Established in 158 countries and territories, the Iglesia Ni Cristo continues to grow and increase in membership even during the pandemic. Local congregations in places like Kissimmee in Florida, Blue Mountain in Greater Toronto, and Tauranga in New Zealand have been established. Group worship services were rendered in Pisa, Italy and in Shoshoni in Wyoming. Baptisms across the globe while adhering to COVID-19 restrictions and protocols were held in jurisdictions like Vanuatu in Australia, Copenhagen in Denmark, Athens in Greece, Petit Goave in Haiti, Kaunas in Lithuania, Constanta in Romania, Boras in Sweden, Anaheim in California, and Temple Hills in Maryland. Ecclesiastical districts have also been formed in Bulacan North, Caloocan North, and San Carlos City, Pangasinan. Even in places stricken by civil unrest like Haiti, the local congregation of Bo Letan was established. Group worship services in Decouvert and Losier were put in place.

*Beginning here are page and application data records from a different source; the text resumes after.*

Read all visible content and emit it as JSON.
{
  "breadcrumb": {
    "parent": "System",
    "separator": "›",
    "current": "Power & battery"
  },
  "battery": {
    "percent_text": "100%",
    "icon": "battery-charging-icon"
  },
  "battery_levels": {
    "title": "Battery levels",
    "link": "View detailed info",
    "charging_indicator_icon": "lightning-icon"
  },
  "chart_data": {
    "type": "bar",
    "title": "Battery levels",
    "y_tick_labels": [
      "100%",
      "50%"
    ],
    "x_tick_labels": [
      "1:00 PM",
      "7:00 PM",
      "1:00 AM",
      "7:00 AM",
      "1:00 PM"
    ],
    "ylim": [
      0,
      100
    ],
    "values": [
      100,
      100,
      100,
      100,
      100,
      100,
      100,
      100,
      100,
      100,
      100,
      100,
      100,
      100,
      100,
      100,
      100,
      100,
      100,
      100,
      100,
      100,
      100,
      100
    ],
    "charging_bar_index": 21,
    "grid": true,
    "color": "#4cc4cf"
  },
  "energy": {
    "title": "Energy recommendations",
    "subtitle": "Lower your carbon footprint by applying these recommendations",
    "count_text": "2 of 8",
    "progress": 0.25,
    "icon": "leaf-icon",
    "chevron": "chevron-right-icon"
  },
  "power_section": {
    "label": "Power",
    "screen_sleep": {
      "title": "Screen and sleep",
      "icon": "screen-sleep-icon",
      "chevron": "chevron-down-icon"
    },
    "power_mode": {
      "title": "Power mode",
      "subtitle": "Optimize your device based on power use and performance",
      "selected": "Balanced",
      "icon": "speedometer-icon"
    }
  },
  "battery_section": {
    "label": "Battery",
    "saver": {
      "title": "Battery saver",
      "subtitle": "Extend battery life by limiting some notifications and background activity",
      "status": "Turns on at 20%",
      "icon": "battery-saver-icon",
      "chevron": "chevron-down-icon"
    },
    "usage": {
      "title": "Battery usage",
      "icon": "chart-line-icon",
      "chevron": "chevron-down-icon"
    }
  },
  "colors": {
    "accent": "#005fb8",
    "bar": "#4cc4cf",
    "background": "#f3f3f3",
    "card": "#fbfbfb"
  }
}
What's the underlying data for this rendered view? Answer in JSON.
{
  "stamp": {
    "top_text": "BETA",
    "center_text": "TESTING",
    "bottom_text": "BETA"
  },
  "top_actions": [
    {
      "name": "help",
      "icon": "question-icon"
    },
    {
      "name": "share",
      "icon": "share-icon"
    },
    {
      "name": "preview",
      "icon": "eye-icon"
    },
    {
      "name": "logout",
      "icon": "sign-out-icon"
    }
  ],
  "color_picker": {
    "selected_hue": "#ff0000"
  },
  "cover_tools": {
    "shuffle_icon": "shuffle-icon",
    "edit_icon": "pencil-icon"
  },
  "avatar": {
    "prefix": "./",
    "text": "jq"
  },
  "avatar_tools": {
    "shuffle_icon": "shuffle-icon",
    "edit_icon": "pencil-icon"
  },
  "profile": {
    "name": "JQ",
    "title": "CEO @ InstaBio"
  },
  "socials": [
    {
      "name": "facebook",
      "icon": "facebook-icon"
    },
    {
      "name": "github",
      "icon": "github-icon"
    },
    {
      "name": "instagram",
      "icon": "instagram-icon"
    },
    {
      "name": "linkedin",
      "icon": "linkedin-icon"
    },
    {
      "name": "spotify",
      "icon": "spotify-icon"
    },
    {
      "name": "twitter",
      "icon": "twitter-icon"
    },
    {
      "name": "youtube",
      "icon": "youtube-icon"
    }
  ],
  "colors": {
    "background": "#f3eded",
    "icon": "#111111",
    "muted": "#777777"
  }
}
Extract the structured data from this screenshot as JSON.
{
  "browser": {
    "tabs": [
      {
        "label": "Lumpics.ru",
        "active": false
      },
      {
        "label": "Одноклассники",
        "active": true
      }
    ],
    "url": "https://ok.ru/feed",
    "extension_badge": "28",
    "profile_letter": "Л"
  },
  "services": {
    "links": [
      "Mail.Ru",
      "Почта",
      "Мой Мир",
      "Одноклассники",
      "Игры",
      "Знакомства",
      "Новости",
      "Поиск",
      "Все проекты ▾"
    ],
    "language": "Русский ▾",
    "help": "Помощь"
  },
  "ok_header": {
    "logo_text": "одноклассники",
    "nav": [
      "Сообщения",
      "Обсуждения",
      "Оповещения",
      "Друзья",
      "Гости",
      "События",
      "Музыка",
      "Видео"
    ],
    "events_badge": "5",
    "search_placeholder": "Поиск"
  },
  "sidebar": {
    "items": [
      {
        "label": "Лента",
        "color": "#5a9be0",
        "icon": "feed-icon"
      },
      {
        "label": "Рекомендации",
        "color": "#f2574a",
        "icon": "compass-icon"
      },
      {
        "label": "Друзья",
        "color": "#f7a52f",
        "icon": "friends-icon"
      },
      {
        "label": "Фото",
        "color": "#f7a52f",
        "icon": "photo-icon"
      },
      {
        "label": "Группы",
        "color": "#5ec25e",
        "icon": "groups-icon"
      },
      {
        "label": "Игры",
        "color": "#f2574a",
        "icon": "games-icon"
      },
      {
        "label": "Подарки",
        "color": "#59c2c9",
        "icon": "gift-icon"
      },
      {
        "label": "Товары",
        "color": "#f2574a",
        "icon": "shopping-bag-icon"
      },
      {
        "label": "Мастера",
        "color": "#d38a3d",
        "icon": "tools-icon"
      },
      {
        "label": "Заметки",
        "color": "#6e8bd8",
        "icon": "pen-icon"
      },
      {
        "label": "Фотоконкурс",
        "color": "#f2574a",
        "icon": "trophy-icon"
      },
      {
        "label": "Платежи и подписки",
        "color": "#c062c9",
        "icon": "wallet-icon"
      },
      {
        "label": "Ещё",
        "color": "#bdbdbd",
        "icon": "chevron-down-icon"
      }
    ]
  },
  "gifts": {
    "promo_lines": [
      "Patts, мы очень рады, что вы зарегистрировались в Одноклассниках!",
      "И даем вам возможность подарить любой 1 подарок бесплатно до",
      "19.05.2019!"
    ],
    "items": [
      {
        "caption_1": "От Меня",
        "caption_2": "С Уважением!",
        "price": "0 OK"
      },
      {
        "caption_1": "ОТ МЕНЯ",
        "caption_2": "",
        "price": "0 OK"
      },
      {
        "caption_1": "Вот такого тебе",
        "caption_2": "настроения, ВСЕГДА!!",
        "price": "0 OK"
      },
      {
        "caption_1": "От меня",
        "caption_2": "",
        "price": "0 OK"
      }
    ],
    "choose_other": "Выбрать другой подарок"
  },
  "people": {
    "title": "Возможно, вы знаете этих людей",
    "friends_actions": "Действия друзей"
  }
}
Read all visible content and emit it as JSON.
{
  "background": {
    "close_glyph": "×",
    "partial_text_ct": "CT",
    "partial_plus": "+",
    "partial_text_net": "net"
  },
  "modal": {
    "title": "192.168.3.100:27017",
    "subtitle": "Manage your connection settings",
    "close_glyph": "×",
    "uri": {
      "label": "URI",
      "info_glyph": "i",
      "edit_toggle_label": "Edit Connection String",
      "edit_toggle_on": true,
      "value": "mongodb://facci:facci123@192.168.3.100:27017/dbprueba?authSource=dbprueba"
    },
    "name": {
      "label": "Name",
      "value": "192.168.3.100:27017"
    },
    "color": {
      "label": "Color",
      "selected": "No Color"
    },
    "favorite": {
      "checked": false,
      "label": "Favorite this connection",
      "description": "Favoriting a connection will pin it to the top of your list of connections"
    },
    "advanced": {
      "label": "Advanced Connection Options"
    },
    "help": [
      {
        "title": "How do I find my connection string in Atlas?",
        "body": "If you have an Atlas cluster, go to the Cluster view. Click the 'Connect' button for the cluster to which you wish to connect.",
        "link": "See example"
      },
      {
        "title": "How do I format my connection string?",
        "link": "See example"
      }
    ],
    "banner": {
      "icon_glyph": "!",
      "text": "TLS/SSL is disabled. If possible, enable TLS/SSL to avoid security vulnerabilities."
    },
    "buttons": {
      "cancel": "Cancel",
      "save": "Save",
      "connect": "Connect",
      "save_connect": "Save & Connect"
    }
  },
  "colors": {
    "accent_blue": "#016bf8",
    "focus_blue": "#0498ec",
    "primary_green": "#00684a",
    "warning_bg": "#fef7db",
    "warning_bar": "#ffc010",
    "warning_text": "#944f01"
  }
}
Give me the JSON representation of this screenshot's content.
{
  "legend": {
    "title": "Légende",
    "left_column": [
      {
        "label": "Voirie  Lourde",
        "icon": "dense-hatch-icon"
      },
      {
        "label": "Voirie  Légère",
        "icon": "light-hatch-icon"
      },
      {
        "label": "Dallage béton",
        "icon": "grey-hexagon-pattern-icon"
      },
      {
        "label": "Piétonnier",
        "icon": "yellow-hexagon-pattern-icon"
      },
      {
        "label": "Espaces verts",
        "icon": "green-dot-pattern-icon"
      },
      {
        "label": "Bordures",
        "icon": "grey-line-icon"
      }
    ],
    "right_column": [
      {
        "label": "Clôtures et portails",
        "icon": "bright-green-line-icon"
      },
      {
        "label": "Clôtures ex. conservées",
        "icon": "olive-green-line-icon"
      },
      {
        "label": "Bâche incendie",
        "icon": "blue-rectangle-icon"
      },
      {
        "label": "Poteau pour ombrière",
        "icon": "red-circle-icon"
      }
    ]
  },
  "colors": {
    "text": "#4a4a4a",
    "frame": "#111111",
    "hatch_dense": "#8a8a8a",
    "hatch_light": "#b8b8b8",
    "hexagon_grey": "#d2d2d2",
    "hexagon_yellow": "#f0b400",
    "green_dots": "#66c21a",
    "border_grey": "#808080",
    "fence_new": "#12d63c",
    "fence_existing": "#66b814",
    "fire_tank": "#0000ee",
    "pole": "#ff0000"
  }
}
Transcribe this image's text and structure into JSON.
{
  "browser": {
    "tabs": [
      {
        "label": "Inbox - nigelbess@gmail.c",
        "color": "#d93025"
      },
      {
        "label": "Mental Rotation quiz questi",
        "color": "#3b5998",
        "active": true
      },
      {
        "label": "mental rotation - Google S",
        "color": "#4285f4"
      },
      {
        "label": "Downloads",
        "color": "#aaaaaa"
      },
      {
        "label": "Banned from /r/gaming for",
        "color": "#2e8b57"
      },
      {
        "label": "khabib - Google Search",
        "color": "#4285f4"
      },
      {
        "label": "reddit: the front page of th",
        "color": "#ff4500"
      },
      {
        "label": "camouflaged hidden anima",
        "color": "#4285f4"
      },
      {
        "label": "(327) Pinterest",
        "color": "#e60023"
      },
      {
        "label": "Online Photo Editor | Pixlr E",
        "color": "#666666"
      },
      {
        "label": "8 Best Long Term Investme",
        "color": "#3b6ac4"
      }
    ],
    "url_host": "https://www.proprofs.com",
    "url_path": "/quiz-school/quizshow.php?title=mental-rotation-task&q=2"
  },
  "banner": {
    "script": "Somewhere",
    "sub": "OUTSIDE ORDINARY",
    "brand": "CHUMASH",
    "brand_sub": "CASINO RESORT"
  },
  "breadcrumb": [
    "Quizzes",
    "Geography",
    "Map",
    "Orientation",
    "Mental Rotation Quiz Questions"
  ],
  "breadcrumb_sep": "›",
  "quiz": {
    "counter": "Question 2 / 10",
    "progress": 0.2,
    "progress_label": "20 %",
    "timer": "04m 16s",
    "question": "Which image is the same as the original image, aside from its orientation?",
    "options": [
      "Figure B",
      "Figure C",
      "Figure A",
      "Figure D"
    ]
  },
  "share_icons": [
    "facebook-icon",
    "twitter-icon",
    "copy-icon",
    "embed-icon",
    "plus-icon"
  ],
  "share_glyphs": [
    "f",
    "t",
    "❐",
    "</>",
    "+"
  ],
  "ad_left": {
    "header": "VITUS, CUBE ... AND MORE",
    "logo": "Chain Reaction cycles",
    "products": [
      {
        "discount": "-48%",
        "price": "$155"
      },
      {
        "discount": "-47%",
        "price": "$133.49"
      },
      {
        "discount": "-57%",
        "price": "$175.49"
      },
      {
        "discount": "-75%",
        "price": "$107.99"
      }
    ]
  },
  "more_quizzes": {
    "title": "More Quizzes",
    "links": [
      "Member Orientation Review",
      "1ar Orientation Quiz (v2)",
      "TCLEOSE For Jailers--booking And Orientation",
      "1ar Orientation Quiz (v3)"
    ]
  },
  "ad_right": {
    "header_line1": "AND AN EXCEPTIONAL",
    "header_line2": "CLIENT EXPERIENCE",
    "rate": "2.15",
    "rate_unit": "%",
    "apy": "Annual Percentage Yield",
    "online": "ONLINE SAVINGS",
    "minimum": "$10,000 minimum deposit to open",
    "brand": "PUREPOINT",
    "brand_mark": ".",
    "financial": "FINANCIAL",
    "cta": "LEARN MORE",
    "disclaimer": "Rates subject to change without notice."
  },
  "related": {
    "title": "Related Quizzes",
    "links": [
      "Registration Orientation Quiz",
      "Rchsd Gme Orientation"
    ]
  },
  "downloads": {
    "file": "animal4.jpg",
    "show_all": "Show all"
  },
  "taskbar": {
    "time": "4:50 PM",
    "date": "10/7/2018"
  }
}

As the needs of the church continue to grow, more properties are purchased for future renovations such as those in Pacifica, California and Dordrecht, Netherlands. Two new eco farming projects are also set to begin in Canada with 152 acres of land purchased in Beausejour, Manitoba and 153 acres in New Brunswick.
Truly, the hand of God does not stop even during a pandemic. To continue to shine as a beacon of hope, the Iglesia Ni Cristo’s outreach efforts for our fellowmen intensified through our Lingap sa Mamamayan or Aid to Humanity events. Assistance was extended more than just care packages to communities worldwide, from Melton in Australia to the Dominican Republic, from St. Francis of Assisi Church in the Philippines to the One Heart for Women and Children non-profit in Florida in the US. These completed projects across the regions, especially during the time of a worldwide pandemic, are a solid evidence that God’s promises are true and that nothing can hinder His plans.
If you ask me today: “Would it even be considered a pagsamba (worship service) if it were not held face to face?” My answer is a resounding yes. No matter what the future holds or how grave the tribulations may come, we can bow our heads down in prayer and know that we have an extraordinary God who always listens and whose measures are equally extraordinary.
Happy 107th anniversary, Iglesia Ni Cristo!
Visit the Iglesia Ni Cristo (Church Of Christ) official website at http://iglesianicristo.net.
Abbie Valle-Selga is a wife and mom first, entrepreneur and multipassionate second. She is an Iglesia Ni Cristo member and deaconess at the Locale of Talon, District of Metro Manila South. Visit www.bequalshappiness.com for more information.